Elfin Saddle

Tamara Lee

CJSF volunteer, Tamara Lee, attends and reviews Elfin Sadle at Oppenheimer Park on August 2,2009. Tamara weaves an interesting tale about the musical makings of this duo from Vancouver Island.

Well, Elfin Saddle (being the strange name of a band) brings to us strange and unparalleled music with such powerful oddness that we might be wise to check our pacemaker batteries before listening. This may be overly dramatic, yet an attempt to describe them with an equal level of potency that their music brings. Yes, highly characterized, emotional and unique; Elfin Saddle really is worthy of the drama.

Their exceptional quality is the symphony of sound that they manage to create from a tiny core band of just two people. Both of the founding members, Emi Honda and Jordan McKenzie play a plethora of instruments, while extraordinarily managing to play several at once. Also, just to take things one extra mile, the instruments are hugely unconventional, including accordions, banjos, xylophones, ukuleles and every other rare instrument that I can’t spell. The “drum set” includes symbols that look like metal bowls and drums that might be empty food cans. They even play a wood saw on several songs, adding yet another notch to the strangeness scale.

Their audience cannot help but be mesmerized watching Honda bang a tambourine with her foot, sing into a microphone and squeeze breath in and out of her accordion, all with a focus that couldn’t be more precise than if she were a robot. McKenzie is equally as engaging; exposing his spirit through the many instruments surrounding him, his only protection for his otherwise naked soul. The musical result has hypnotic powers that astound the audience to silence. Quite indefinable, the sounds register somewhere from folk meets traditional Japanese meets medieval tavern music. Each song paints a colourful picture and tells an emotional story that can be understood whether they are singing in Japanese or English. 

One song that stands out in particular is “The Ocean.” Honda explains that it is about the distressed sea life that is being poisoned by mankind. Having lived near to the ocean her entire life (in Japan and later in Victoria) these issues are very close to her heart. This is endearingly clear as she sings the story with a soft innocence therby transcending the language barrier.

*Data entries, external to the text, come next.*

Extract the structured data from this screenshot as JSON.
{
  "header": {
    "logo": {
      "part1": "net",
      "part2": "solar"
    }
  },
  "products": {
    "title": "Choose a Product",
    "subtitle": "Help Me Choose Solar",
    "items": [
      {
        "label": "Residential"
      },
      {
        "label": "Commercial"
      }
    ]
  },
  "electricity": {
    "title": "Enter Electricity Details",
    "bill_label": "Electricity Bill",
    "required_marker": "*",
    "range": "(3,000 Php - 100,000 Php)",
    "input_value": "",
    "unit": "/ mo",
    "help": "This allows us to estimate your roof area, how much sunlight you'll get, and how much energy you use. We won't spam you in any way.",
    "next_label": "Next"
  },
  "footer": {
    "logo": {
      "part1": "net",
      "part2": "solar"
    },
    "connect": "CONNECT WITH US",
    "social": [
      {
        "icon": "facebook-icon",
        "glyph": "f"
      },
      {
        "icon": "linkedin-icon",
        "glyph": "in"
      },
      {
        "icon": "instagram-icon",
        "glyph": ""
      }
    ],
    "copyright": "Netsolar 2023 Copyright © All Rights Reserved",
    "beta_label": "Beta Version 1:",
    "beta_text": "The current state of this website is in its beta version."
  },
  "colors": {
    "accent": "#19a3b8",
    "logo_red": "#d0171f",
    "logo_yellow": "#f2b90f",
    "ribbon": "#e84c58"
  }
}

McKenzie has a very different style when he takes vocal lead. He brings a grass roots component to the music singing with mature and longing tones. His style is hauntingly beautiful, steaming from blues origins, like the reincarnation of a slave in the cotton picking fields.

Together they compliment each other as naturally as the sun and moon. This union was originally made in Victoria where they met. Later they drove across Canada with all the small instruments and junk they could fit. Eventually, they landed in Montreal where “the Volvo fell apart and a seed was planted”. They set down roots and expanded to include Nathan Gage, who can be heard on their new album playing contrabass or tuba.

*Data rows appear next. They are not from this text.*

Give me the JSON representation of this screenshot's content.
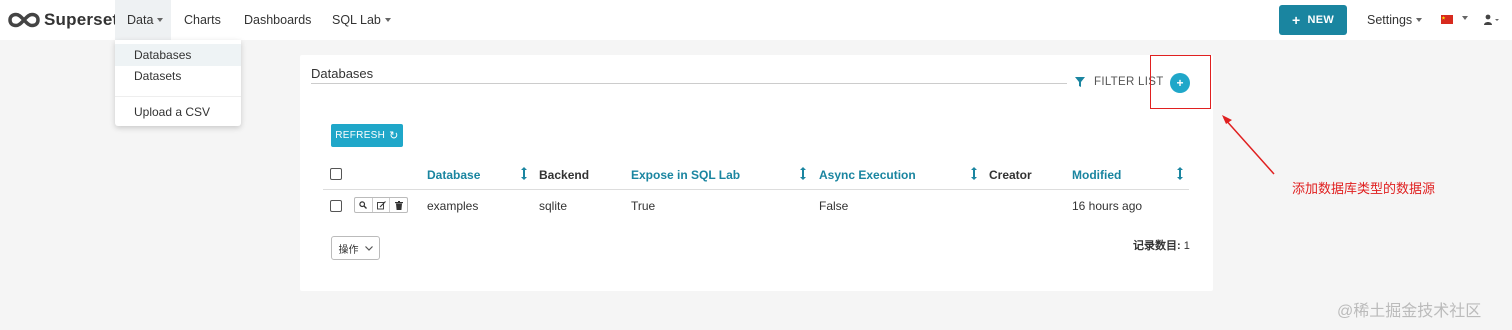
{
  "app": {
    "brand": "Superset"
  },
  "nav": {
    "data": "Data",
    "charts": "Charts",
    "dashboards": "Dashboards",
    "sql_lab": "SQL Lab",
    "new_button": "NEW",
    "settings": "Settings"
  },
  "dropdown": {
    "items": [
      "Databases",
      "Datasets",
      "Upload a CSV"
    ],
    "selected": "Databases"
  },
  "panel": {
    "title": "Databases",
    "filter_list": "FILTER LIST",
    "refresh": "REFRESH"
  },
  "table": {
    "headers": {
      "database": "Database",
      "backend": "Backend",
      "expose": "Expose in SQL Lab",
      "async": "Async Execution",
      "creator": "Creator",
      "modified": "Modified"
    },
    "rows": [
      {
        "database": "examples",
        "backend": "sqlite",
        "expose": "True",
        "async": "False",
        "creator": "",
        "modified": "16 hours ago"
      }
    ]
  },
  "footer": {
    "actions": "操作",
    "record_count_label": "记录数目:",
    "record_count": "1"
  },
  "annotation": {
    "note": "添加数据库类型的数据源",
    "watermark": "@稀土掘金技术社区"
  },
  "colors": {
    "accent": "#1a85a0",
    "accent_light": "#20a7c9",
    "annotation_red": "#e02020"
  }
}
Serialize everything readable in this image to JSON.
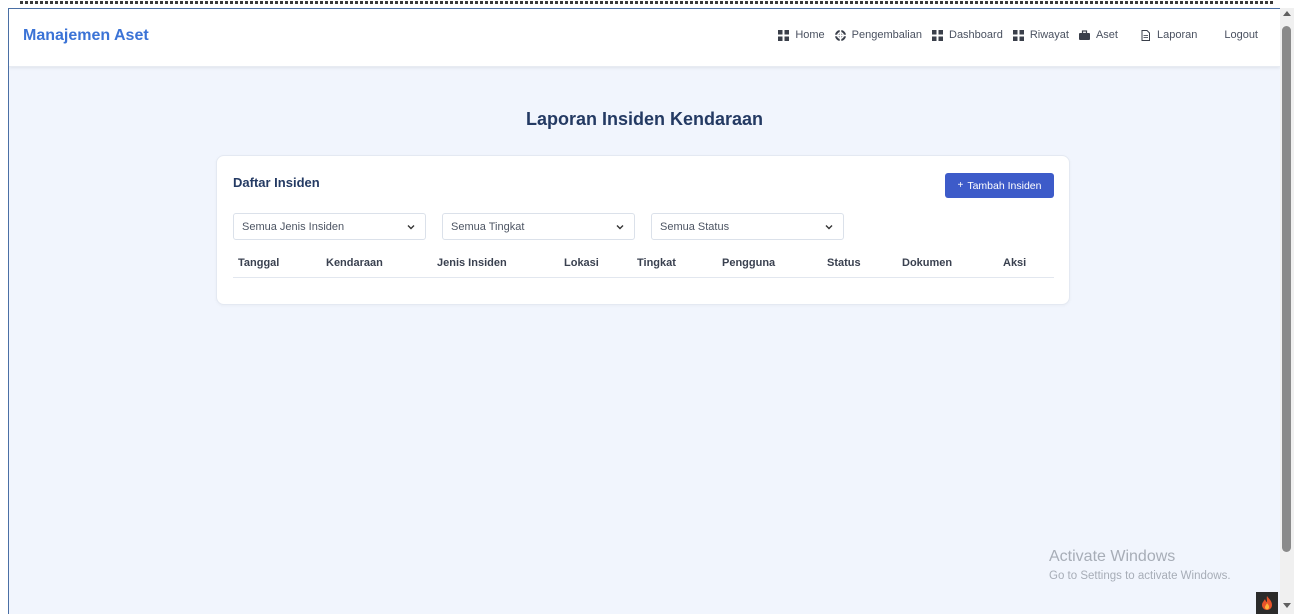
{
  "app": {
    "title": "Manajemen Aset"
  },
  "nav": {
    "items": [
      {
        "label": "Home",
        "icon": "grid-icon"
      },
      {
        "label": "Pengembalian",
        "icon": "lifebuoy-icon"
      },
      {
        "label": "Dashboard",
        "icon": "grid-icon"
      },
      {
        "label": "Riwayat",
        "icon": "grid-icon"
      },
      {
        "label": "Aset",
        "icon": "briefcase-icon"
      },
      {
        "label": "Laporan",
        "icon": "document-icon"
      }
    ],
    "logout_label": "Logout"
  },
  "page": {
    "title": "Laporan Insiden Kendaraan"
  },
  "card": {
    "title": "Daftar Insiden",
    "add_button_label": "Tambah Insiden",
    "filters": {
      "jenis": "Semua Jenis Insiden",
      "tingkat": "Semua Tingkat",
      "status": "Semua Status"
    },
    "columns": [
      "Tanggal",
      "Kendaraan",
      "Jenis Insiden",
      "Lokasi",
      "Tingkat",
      "Pengguna",
      "Status",
      "Dokumen",
      "Aksi"
    ]
  },
  "watermark": {
    "line1": "Activate Windows",
    "line2": "Go to Settings to activate Windows."
  },
  "colors": {
    "brand": "#3b73d6",
    "primary_button": "#3d5bc9",
    "page_background": "#f1f5fd",
    "heading": "#243a63"
  }
}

So, Elfin Saddle arrives to us today as a mixed bag of origins and influences. The result is the musical personality of a nomadic wanderer; individual and wise with worldliness, while able to adapt too many environments. Their performances range from that of their hipster counterparts Sunset Rubdown to that of a sunny afternoon show in the park at the Powell Street Festival.

No matter where you might experience them, their impact is certainly intense. People take notice like they would when any strange thing is spotted, from a UFO to a tornado. My advice: meet Elfin Saddle with an open mind. Relax, enjoy and see where you end up; it’s guaranteed to be somewhere different from where you started and things may seem a little bit stranger!

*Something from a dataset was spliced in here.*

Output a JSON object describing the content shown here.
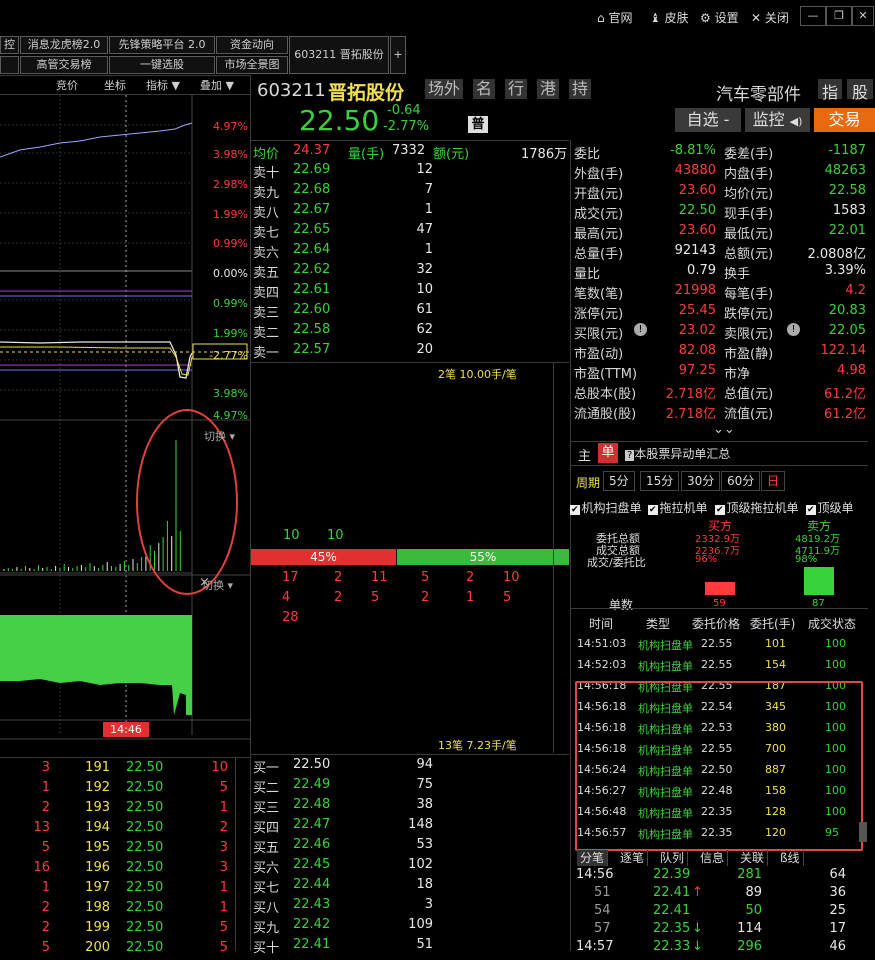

  • Posted on: 12 April 2016
  • By: Administrator
  • Author: Tamara Lee